• [WHAT IS BEING ASKED]
Go line by line through the listing below and copy those that hold "Processed".

• [EXTRACTED INFORMATION]
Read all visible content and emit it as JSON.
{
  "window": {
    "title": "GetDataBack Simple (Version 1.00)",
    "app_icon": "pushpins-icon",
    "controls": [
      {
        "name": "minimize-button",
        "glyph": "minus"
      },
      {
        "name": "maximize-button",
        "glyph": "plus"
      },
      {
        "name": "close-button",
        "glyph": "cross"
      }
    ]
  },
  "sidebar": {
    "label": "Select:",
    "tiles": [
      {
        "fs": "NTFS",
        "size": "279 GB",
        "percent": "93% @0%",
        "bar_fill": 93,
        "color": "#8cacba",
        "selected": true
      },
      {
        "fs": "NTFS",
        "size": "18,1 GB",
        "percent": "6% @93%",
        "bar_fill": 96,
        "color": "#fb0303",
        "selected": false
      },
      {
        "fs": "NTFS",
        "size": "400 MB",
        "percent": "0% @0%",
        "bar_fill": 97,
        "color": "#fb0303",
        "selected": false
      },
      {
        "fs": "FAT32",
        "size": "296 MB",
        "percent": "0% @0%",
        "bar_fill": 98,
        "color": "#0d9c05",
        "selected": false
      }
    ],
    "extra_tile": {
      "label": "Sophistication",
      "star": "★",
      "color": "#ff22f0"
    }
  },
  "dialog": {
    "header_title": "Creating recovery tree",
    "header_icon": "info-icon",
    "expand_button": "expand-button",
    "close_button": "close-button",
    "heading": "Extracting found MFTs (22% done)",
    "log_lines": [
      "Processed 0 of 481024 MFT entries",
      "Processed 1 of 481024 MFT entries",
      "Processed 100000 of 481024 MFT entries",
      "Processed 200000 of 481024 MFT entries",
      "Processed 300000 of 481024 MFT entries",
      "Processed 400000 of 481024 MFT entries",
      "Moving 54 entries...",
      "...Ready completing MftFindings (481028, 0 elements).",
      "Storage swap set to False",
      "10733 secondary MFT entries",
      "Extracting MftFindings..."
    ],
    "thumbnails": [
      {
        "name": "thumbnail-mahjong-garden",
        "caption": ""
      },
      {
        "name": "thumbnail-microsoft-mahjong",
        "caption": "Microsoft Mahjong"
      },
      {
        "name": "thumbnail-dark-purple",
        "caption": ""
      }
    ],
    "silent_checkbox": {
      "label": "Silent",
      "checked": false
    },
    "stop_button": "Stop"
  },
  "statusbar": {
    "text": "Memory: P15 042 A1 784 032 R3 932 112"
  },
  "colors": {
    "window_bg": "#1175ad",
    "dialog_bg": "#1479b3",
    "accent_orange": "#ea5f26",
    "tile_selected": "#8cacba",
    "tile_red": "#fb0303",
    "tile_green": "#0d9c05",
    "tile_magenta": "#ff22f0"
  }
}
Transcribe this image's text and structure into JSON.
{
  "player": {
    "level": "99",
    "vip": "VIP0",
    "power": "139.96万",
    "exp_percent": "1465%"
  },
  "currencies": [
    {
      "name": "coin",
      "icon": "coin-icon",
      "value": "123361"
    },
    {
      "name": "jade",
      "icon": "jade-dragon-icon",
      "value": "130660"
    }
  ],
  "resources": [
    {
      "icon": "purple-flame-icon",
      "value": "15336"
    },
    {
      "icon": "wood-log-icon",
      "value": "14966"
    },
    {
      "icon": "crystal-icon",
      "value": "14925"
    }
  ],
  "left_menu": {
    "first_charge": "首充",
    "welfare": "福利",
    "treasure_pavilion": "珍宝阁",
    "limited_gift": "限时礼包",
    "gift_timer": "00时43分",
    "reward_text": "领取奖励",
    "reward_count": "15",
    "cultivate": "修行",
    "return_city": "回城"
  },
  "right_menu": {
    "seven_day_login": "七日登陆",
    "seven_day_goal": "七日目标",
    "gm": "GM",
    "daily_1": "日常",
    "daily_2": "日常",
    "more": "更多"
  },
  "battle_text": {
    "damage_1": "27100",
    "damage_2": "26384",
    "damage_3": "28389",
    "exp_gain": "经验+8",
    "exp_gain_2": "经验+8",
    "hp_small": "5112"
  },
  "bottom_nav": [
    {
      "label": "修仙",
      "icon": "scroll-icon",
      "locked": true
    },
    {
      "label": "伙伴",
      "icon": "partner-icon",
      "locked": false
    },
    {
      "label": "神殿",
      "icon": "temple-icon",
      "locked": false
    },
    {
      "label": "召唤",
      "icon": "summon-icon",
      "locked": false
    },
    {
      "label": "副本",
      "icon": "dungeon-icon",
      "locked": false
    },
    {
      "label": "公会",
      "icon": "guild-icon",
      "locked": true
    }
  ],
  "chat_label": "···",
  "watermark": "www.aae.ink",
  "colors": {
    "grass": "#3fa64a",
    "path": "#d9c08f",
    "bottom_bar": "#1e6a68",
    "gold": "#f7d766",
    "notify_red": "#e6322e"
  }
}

• [EXERCISE SOLUTION]
      "Processed 0 of 481024 MFT entries",
      "Processed 1 of 481024 MFT entries",
      "Processed 100000 of 481024 MFT entries",
      "Processed 200000 of 481024 MFT entries",
      "Processed 300000 of 481024 MFT entries",
      "Processed 400000 of 481024 MFT entries",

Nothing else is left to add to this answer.